Whatever the reason might have been, I am now the last member of my family. The son of the chief, a liaison officer for the Oil Company, came to me then in the company of some ladies who appeared nervous and were looking in every direction but mine. He told me quietly in our lilting sing-song ljaw dialect how my little nephews had died of disease and hunger from the little one up, in that order. I was too empty to react. There were no tears, no sorrow, and no pain. Just emptiness. Two weeks after, I was clearing my desk having submitted my resignation letter. I had come to the conclusion that it was a false life.
Glamour, glitz and promotional glory when the home population was being depleted fast. Even then, I did not give room to fatalism. I went down to Port Harcourt, a city about 90 kilometers east of my community to join a group of youngsters dedicated to the protection of the environment. These chaps were so focussed on the environment that it took several months to convince them there is an admixture of issues (political, economic and legal) which combined to undermine the environment.
Three incidents broke up this group and while the smaller fragment of about five young men resorted to finding means of migrating, the rest of us came into these creeks to train and receive our peoples’ commission to protect the territorial integrity and the dignity of their lives. Fatalism? Perhaps! But we have been trained and as I am lying on this alluvial bed, waiting for the troops of Operation Restore Hope, I do not worry about life and death. I feel equal comfort from the taste of the morning dew as in the knowledge that my parents and siblings bravely endured the last minutes.
Sometime in 2004, the young director of our Green Revolution Movement announced he had received positive news from the militant activists of the Niger-Delta movement that the presidency had sent two aircraft to convey representatives of the various segments of the movement to a parley in Abuja. Names were collated and position papers were prepared. On the fateful day, however, the soldiers who came with the aircraft pushed out the ones they referred to as ‘book people,’ explaining that their orders were to bring the militants whose activities were causing international rumbles.

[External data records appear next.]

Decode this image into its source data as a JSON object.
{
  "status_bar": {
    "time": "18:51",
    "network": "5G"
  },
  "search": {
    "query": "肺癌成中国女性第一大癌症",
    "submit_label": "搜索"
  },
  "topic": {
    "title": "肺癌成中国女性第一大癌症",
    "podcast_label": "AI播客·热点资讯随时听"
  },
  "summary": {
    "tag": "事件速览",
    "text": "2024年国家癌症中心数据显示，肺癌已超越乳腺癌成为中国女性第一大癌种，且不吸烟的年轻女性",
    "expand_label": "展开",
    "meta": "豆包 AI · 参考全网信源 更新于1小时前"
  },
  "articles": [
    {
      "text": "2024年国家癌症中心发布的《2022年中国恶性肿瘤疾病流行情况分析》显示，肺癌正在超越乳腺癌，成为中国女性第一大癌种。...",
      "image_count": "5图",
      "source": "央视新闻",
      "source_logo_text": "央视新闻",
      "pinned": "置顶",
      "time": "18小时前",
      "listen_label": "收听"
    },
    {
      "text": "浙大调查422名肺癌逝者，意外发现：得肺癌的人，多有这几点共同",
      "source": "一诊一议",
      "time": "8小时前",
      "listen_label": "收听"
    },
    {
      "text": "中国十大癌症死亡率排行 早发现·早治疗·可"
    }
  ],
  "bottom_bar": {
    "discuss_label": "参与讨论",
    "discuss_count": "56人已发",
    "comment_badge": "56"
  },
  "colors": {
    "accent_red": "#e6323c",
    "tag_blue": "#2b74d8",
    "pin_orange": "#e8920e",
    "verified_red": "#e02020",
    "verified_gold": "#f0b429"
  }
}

They told us boldly to go back to our eternal arguments in beer halls and on newspaper pages. After that incident, the feeling that the Federal and State authorities felt no respect for gentle and civilised persuasion was reinforced by the snubbing we received from both tiers of government.